I opened the big roll-up garage door and grabbed one of a bunch of leashes from a nail on the wall. I opened the side door leading to the back yard from our basement. I beckoned for Jaco, tears in my eyes making it nearly impossible to determine which black blur was him. I could tell by the feel of the soft long fur of his coat. I felt even more anguish at the thought of knowing which of my dogs was who just by feeling their coat. The soft curly coat I finally could feel let me know I had Jaco near, but it also brought agony over the thought that I was not going to feel his coat again after this afternoon. Without being able to see through the tears that flooded my eyes, I found the steel loop on his collar and clicked the catch on the leash into it. I beckoned to Jaco, “Come on boy, we have to go.” He was eager. He was alive and Jaco. His time was ending. I was in anguish and I was angry. The tumor had forced my hand and I hated it. I was very angry.
I had to pick him up to put him in my dear wife’s truck. Tuck him into his spot so I could ride with him. I began to cry like I had not cried since my childhood. Not since the day I went to my Grandmother’s funeral when I was just 16. 1970 was the year. I held my little friend. I stroked his beautiful head, looked at his dark lovely eyes. Pools of soul. I held him for the six and a half miles to the vet. It seemed like a day’s drive to get there.
We had called Britt the day before and let him know what we had decided. He was expecting us.
His veterinary technician ushered us into a room with Jaco. Few questions and little conversation took place. They knew why we had appeared in their office.
I placed Jaco on the stainless steel table. The lady asked us if we needed to have a couple of minutes alone with Jaco. “Yes.”
She came back with Britt in ten minutes. I was in tears, Joy was in tears, I am in tears now. We laid Jaco down to relax him. I hugged him and held him. Britt took his paw, found a vein, administered the deadly dose. Jaco slumped and was gone. I continued to weep. I had just taken my dog’s life. Wait, no. I had just given someone permission to take my dog’s life. I was complicit. Which was worse? It didn’t matter. I had made the decision, and I had watched it become reality from a thought. I was complicit.
I couldn’t stop crying. I couldn’t. I already missed Jaco as if he had been missing for months. Britt said he would see to Jaco’s interment for us. I felt so trashy, as though I just couldn’t be bothered with it. I had considered a funeral, but I don’t think I could have handled such a thing. I really wouldn’t know who to turn to or if it is ever done. I was utterly lost in a void of blindness at that moment.

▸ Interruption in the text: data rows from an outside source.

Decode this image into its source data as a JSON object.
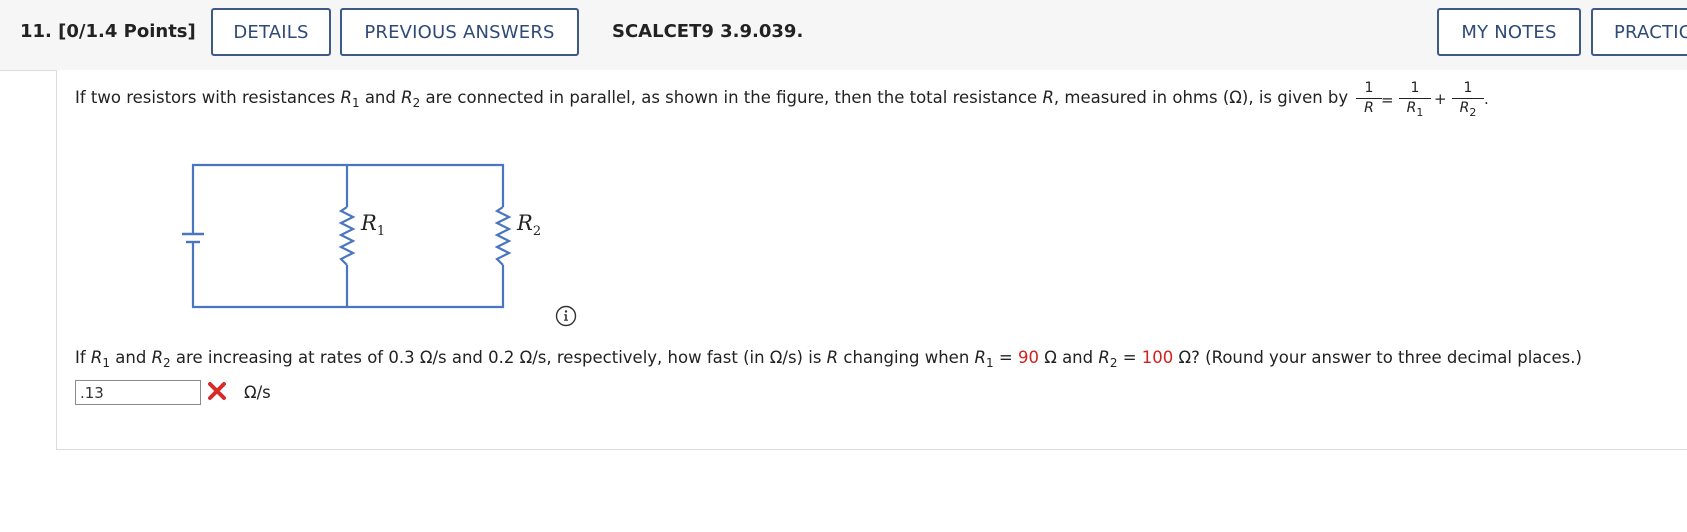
{
  "header": {
    "question_number": "11.",
    "points": "[0/1.4 Points]",
    "details_label": "DETAILS",
    "previous_answers_label": "PREVIOUS ANSWERS",
    "question_code": "SCALCET9 3.9.039.",
    "my_notes_label": "MY NOTES",
    "practice_label": "PRACTIC"
  },
  "question": {
    "intro_part1": "If two resistors with resistances ",
    "r": "R",
    "sub1": "1",
    "sub2": "2",
    "and": " and ",
    "intro_part2": " are connected in parallel, as shown in the figure, then the total resistance ",
    "intro_part3": ", measured in ohms (Ω), is given by",
    "formula": {
      "one": "1",
      "equals": "=",
      "plus": "+",
      "period": "."
    },
    "figure": {
      "r1_label": "R",
      "r1_sub": "1",
      "r2_label": "R",
      "r2_sub": "2"
    },
    "prompt_part1": "If ",
    "prompt_part2": " are increasing at rates of 0.3 Ω/s and 0.2 Ω/s, respectively, how fast (in Ω/s) is ",
    "prompt_part3": " changing when ",
    "eq": " = ",
    "r1_value": "90",
    "ohm_and": " Ω and ",
    "r2_value": "100",
    "prompt_end": " Ω? (Round your answer to three decimal places.)"
  },
  "answer": {
    "value": ".13",
    "units": "Ω/s",
    "status": "incorrect"
  },
  "colors": {
    "button_border": "#3d5a87",
    "highlight_red": "#d0231f",
    "circuit_blue": "#4a76c0"
  }
}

We covered Jaco with the blanket, I kissed his lifeless head, hugged him one last time and pulled the blanket over his head. I tucked him in and walked through the door. I suddenly felt extremely vulnerable.
It has been 16 days since I last gazed at my lovely Jaco. I feel as though it was just hours ago that he was in my arms. That I felt his breath on my cheek, felt his tail slapping my back, my arm over his neck.

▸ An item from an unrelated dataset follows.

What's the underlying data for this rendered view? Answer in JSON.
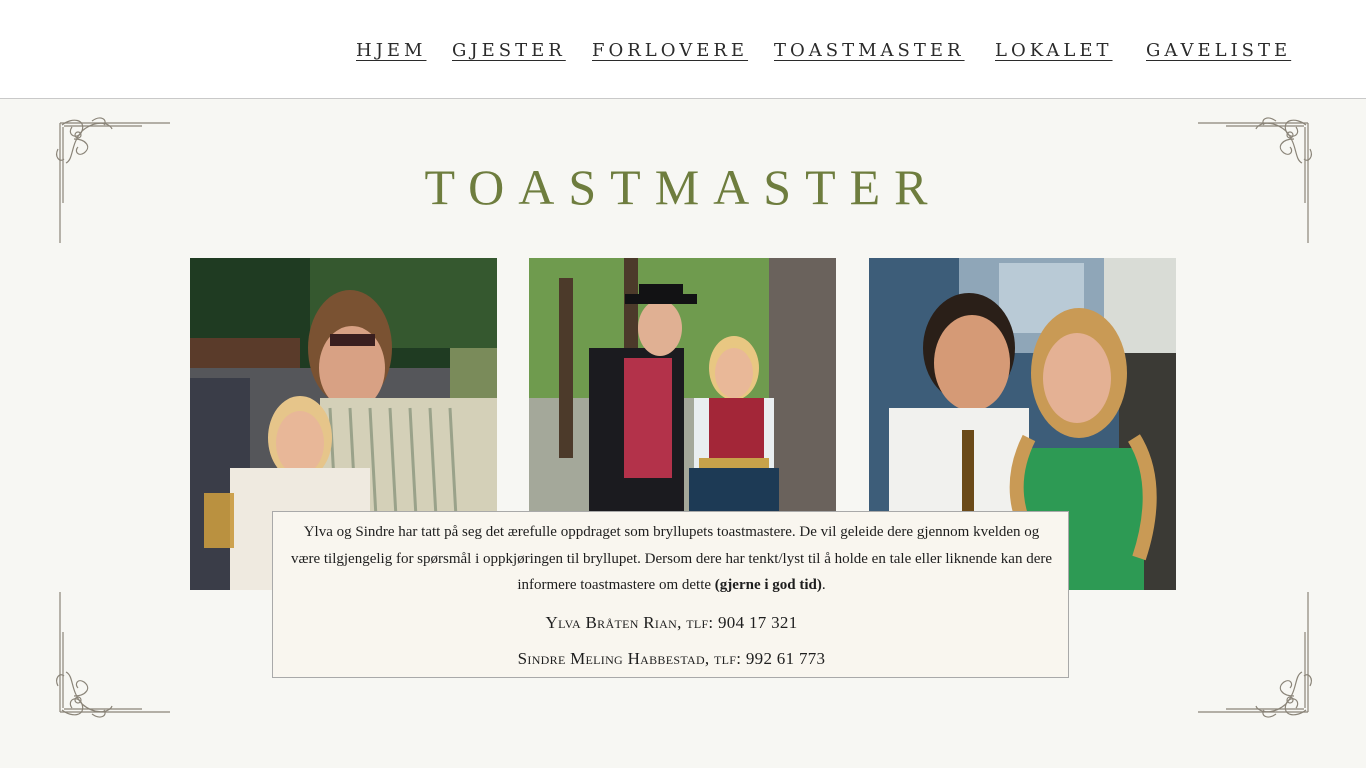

I love my animals, probably like no one may be able to comprehend, but I do. They are very precious lives in my life. Joy and I have five animals left to care for. One day it will be four, another day, even fewer. We will be faced with a ‘Jaco Moment’ five more times. I am not looking forward to one more Jaco Moment, much less, five more.
This experience has filled my cup of compassion fuller than I ever thought possible. I can’t imagine thinking ill of people, no matter how intent they are on making me or others feel so. I want so badly to tell people, “Change your thinking. Every interaction you have with someone, vocal or physical, changes them in some manner. Do you not hope to be remembered fondly?”

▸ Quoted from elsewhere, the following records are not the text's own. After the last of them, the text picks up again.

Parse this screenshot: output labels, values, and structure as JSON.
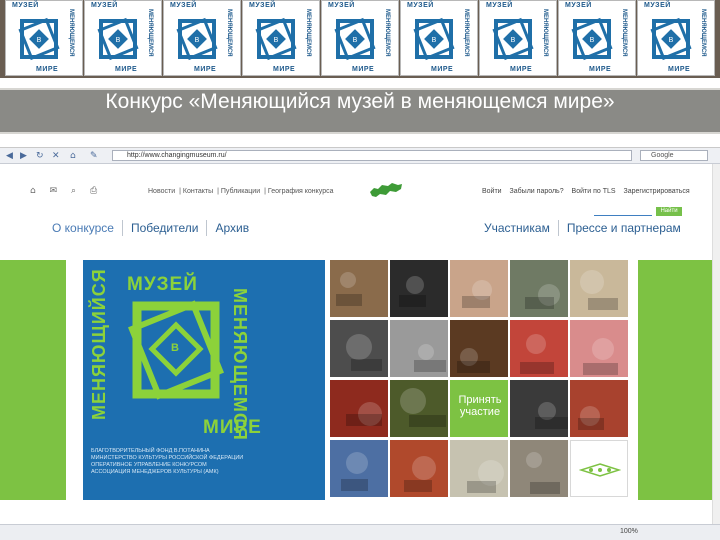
{
  "logo_strip": {
    "tile_top_text": "МУЗЕЙ",
    "tile_bottom_text": "МИРЕ",
    "tile_side_text": "МЕНЯЮЩЕМСЯ",
    "tile_center": "В"
  },
  "slide": {
    "title": "Конкурс «Меняющийся музей в меняющемся мире»"
  },
  "browser": {
    "address": "http://www.changingmuseum.ru/",
    "search_engine": "Google",
    "zoom": "100%"
  },
  "site": {
    "top_menu": [
      "Новости",
      "Контакты",
      "Публикации",
      "География конкурса"
    ],
    "login_links": [
      "Войти",
      "Забыли пароль?",
      "Войти по TLS",
      "Зарегистрироваться"
    ],
    "search_button": "Найти",
    "main_tabs": [
      "О конкурсе",
      "Победители",
      "Архив"
    ],
    "right_tabs": [
      "Участникам",
      "Прессе и партнерам"
    ],
    "logo_words": {
      "top": "МУЗЕЙ",
      "left": "МЕНЯЮЩИЙСЯ",
      "right": "МЕНЯЮЩЕМСЯ",
      "bottom": "МИРЕ",
      "center": "В"
    },
    "info_lines": [
      "БЛАГОТВОРИТЕЛЬНЫЙ ФОНД В.ПОТАНИНА",
      "МИНИСТЕРСТВО КУЛЬТУРЫ РОССИЙСКОЙ ФЕДЕРАЦИИ",
      "ОПЕРАТИВНОЕ УПРАВЛЕНИЕ КОНКУРСОМ",
      "АССОЦИАЦИЯ МЕНЕДЖЕРОВ КУЛЬТУРЫ (АМК)"
    ],
    "cta": "Принять участие"
  },
  "colors": {
    "brand_green": "#7dc243",
    "brand_blue": "#1d6fb0",
    "title_bar": "#8a8a86",
    "strip_bg": "#6a5e52"
  }
}
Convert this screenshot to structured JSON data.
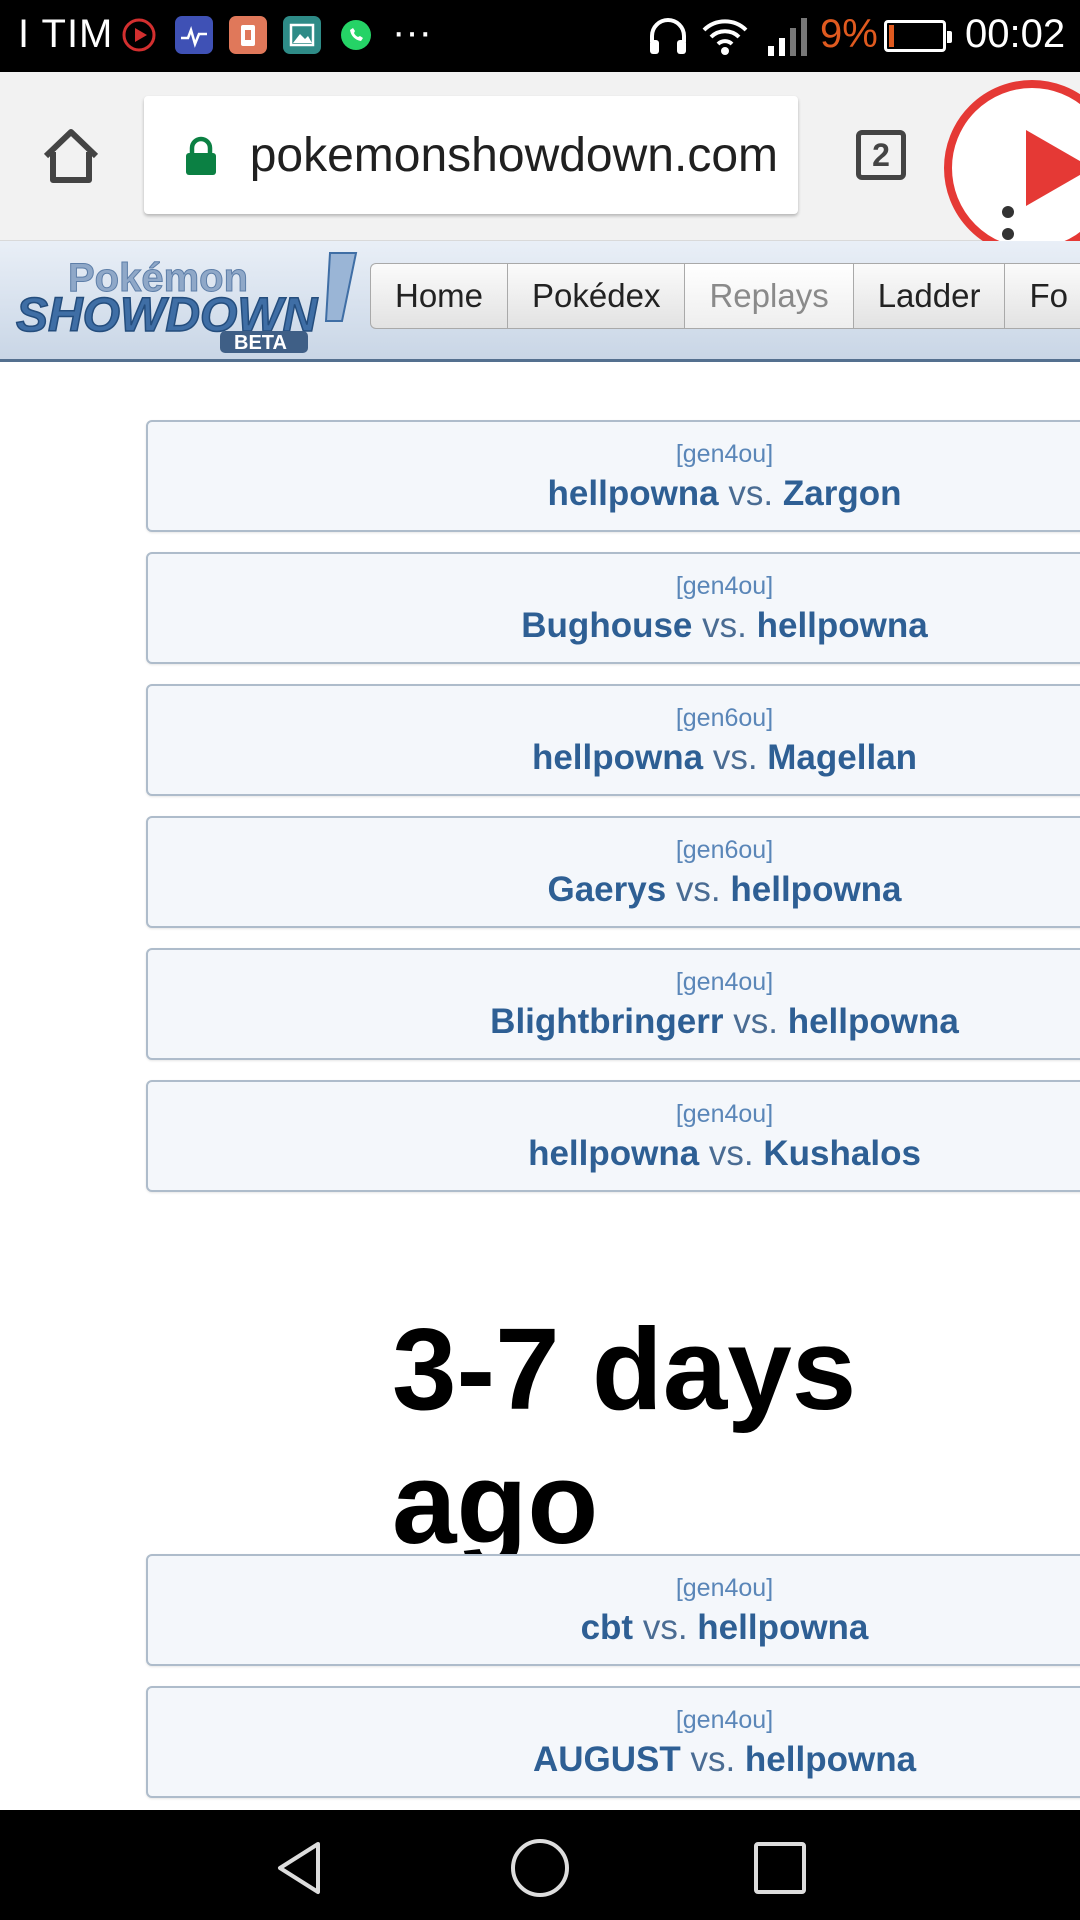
{
  "status_bar": {
    "carrier": "I TIM",
    "notification_icons": [
      "youtube-icon",
      "health-icon",
      "clipboard-icon",
      "gallery-icon",
      "whatsapp-icon"
    ],
    "more": "···",
    "battery_percent": "9%",
    "battery_level": 0.09,
    "time": "00:02"
  },
  "browser": {
    "url": "pokemonshowdown.com",
    "tab_count": "2"
  },
  "site": {
    "logo_text": "Pokémon Showdown! BETA",
    "nav": [
      "Home",
      "Pokédex",
      "Replays",
      "Ladder",
      "Fo"
    ]
  },
  "battles_recent": [
    {
      "format": "[gen4ou]",
      "p1": "hellpowna",
      "vs": "vs.",
      "p2": "Zargon"
    },
    {
      "format": "[gen4ou]",
      "p1": "Bughouse",
      "vs": "vs.",
      "p2": "hellpowna"
    },
    {
      "format": "[gen6ou]",
      "p1": "hellpowna",
      "vs": "vs.",
      "p2": "Magellan"
    },
    {
      "format": "[gen6ou]",
      "p1": "Gaerys",
      "vs": "vs.",
      "p2": "hellpowna"
    },
    {
      "format": "[gen4ou]",
      "p1": "Blightbringerr",
      "vs": "vs.",
      "p2": "hellpowna"
    },
    {
      "format": "[gen4ou]",
      "p1": "hellpowna",
      "vs": "vs.",
      "p2": "Kushalos"
    }
  ],
  "section_heading": "3-7 days ago",
  "battles_older": [
    {
      "format": "[gen4ou]",
      "p1": "cbt",
      "vs": "vs.",
      "p2": "hellpowna"
    },
    {
      "format": "[gen4ou]",
      "p1": "AUGUST",
      "vs": "vs.",
      "p2": "hellpowna"
    }
  ]
}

Love one another. Be kind to one another. Don’t let a ‘Jaco Moment’ be an insignificant thought for you. Understand that we all need to have joy up to the very last second. Be an inspiration, not a despised memory.
Thanks for looking.
This is for Jaco Dog. My lovely friend.